If your doctor suspects pleural mesothelioma, they may conduct further imaging tests along with a biopsy to obtain a tissue sample. The biopsy is sent to a lab for evaluation to identify the type of cancer. You might also need biopsies in other areas of the body if the cancer has spread.
The cancer is also classified based on the appearance of the cells:
- epithelioid cancer cells, which make up
more than 50 percentof all mesotheliomas and have the best outlook
- fibrous (sarcomatoid) cells
- combination of epithelioid and sarcomatoid cells (biphasic/mixed)
Overall, here’s how pleural mesothelioma is staged:
Treatment for pleural mesothelioma may consist of one or more of the following options:
- chemotherapy to shrink cancer cells and prevent further growth

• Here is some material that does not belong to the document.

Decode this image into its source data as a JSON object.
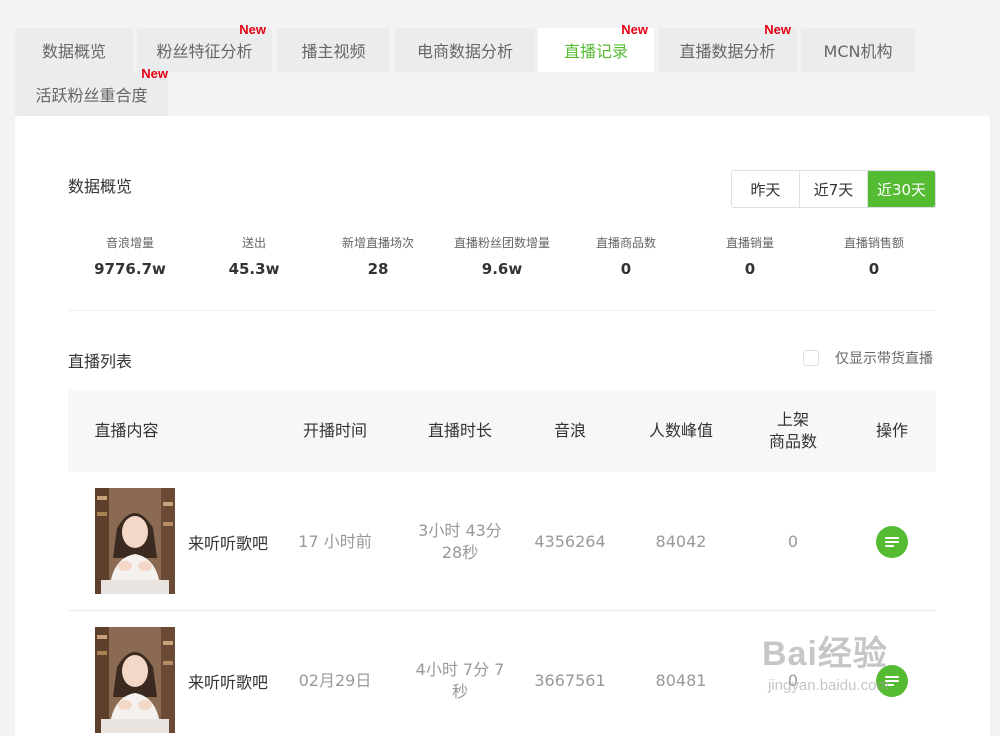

- targeted therapies that directly fight cancer cells
- Immunotherapy drugs that utilize your immune system to attack cancer cells
- surgery to remove the pleura (pleurectomy) or a larger part of the lung
- surgery to remove fluid buildup (thoracentesis) for effusions
Effusions affect about
Thoracentesis may also be repeated to help address related symptoms, like chest pain and shortness of breath. During the procedure, your doctor will remove the fluid via fine-needle aspiration and an ultrasound.
According to the American Cancer Society, the overall
Many factors aside from the cancer’s location can impact your overall prognosis. This includes your age, overall health, and advances in treatment. The stage of your cancer at the time of diagnosis also makes a difference.
It’s best to talk with your doctor about your individual case and outlook. While pleural mesothelioma is historically aggressive, current data doesn’t reflect improvement in treatments for this cancer.
Pleural mesothelioma is a type of cancer that starts in the lining of your lungs. While rare, this cancer progresses quickly and may be at an advanced stage before symptoms begin. Asbestos exposure remains the greatest risk factor for developing mesothelioma.
Due to the aggressive nature of this cancer, it’s important to see your doctor for diagnosis of any possible symptoms of pleural mesothelioma. This is especially the case if you’ve previously worked in industries where asbestos exposure was rampant, such as construction or mining.
Treatments for pleural mesothelioma continue to advance, and surgery may even be an option at the earlier stages of this cancer. Talk with your doctor about all of your options so you can make the best decisions for your outlook and quality of life.